A teenager holds an AK-47 Kalashnikov during a military-patriotic game Zarnitsa (Summer Lightning) at a field outside Stavropol on June 24, 2014. (AFP PHOTO / DANIL SEMYONOV)

The White House issued a number of new sanctions against Russian companies Wednesday, including Kalashnikov Concern, maker of AK-47s. And the Russian government is concerned about what this will mean for American gun owners.

The Russian Embassy here tweeted a story from Russian wire service IRAR-TASS with the note: “Sanctions against Kalashnikov corporation run counter to interests of US customers.”
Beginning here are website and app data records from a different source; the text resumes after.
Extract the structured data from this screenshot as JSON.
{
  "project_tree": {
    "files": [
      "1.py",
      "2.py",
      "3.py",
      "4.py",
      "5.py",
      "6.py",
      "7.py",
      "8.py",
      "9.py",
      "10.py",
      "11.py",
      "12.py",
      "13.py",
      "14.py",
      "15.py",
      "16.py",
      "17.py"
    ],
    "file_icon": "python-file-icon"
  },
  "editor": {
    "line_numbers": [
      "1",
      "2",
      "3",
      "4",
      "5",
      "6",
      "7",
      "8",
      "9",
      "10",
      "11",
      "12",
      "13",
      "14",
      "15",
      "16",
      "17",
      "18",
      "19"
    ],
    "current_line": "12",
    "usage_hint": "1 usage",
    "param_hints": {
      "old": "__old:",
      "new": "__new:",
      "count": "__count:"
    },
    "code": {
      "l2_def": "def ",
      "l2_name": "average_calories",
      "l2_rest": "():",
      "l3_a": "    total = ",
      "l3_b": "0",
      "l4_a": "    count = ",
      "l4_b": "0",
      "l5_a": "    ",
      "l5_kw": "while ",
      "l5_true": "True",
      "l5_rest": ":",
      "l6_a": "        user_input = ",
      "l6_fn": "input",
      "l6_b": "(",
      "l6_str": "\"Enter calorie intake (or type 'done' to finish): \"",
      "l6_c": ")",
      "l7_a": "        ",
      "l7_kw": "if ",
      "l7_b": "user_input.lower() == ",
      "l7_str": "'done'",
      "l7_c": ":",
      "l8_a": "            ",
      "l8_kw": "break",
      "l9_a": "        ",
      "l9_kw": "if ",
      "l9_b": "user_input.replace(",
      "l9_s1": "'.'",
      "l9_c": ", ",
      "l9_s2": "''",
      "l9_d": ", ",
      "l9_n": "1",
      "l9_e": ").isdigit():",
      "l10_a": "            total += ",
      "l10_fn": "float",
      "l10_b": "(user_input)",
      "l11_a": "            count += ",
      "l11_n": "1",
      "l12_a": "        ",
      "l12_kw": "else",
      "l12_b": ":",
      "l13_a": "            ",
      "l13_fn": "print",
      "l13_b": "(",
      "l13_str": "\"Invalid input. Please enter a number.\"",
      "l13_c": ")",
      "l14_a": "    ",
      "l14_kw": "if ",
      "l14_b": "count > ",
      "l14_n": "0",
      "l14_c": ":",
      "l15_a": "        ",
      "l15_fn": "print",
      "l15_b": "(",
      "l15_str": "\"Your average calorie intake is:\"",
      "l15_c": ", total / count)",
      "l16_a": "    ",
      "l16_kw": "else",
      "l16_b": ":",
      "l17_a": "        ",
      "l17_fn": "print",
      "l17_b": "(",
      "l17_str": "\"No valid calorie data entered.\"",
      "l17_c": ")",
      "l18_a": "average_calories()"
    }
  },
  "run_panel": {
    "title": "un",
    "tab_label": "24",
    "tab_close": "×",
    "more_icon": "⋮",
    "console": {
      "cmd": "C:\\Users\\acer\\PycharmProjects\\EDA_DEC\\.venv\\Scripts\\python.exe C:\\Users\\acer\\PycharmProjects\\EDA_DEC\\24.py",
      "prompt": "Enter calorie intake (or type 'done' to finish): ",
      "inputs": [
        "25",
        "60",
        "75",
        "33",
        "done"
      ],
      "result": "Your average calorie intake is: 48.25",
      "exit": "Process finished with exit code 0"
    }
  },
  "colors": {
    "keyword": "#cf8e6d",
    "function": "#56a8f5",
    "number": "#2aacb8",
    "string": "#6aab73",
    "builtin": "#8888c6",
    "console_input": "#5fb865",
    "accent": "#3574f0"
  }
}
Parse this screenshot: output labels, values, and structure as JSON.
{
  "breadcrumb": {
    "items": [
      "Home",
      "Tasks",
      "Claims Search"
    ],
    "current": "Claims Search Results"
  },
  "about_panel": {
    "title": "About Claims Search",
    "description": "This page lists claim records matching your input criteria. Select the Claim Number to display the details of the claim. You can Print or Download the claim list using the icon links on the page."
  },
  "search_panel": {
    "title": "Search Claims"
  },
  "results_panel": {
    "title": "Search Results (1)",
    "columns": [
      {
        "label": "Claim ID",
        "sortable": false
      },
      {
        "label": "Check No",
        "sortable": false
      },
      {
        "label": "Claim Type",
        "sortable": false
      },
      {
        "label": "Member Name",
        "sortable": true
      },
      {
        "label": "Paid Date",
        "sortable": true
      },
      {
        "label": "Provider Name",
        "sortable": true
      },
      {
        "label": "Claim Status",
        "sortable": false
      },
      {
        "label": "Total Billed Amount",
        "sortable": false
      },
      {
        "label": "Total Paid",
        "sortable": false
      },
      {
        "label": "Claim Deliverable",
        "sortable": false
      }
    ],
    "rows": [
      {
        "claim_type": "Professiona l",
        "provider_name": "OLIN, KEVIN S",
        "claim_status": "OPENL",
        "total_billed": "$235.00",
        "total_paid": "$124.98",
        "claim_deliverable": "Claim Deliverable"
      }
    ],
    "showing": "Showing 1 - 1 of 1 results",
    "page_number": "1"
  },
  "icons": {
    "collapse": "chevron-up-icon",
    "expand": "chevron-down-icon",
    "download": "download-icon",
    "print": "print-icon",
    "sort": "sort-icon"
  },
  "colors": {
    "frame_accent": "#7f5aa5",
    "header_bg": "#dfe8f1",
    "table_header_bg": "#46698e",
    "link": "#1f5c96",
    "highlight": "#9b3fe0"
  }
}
The story it linked to is a brief interview with a spokesman from the gun manufacturer who says Americans are loyal customers of the well-known assault weapons. There are said to be 100 million of its rifles around the world.

“This means that the sanctions the US Administration has imposed on Kalashnikov contravene the interests of US consumers,” the Kalashnikov spokesman said.

The Loop called the NRA to see if it agrees, but received no response.

State Department spokeswoman Jen Psaki was asked about Russia’s assertion on Thursday, and said the U.S. government takes “into account, of course, any impact on U.S. businesses, U.S. consumers as we make these decisions.”

She said she did not know what the specific impact would be on American AK-47 buyers.

Helpfully, the Treasury Department put out a FAQ on that.

If you are a concerned Kalashnikov fan, Treasury promises if you like your AK-47 you can keep your AK-47. You can even sell it privately at gun shows and shops. But you can’t buy a new one, and if you haven’t fully paid for your Kalashnikov (in other words, you still owe the Russians money) then call The Office of Foreign Assets Control for guidance.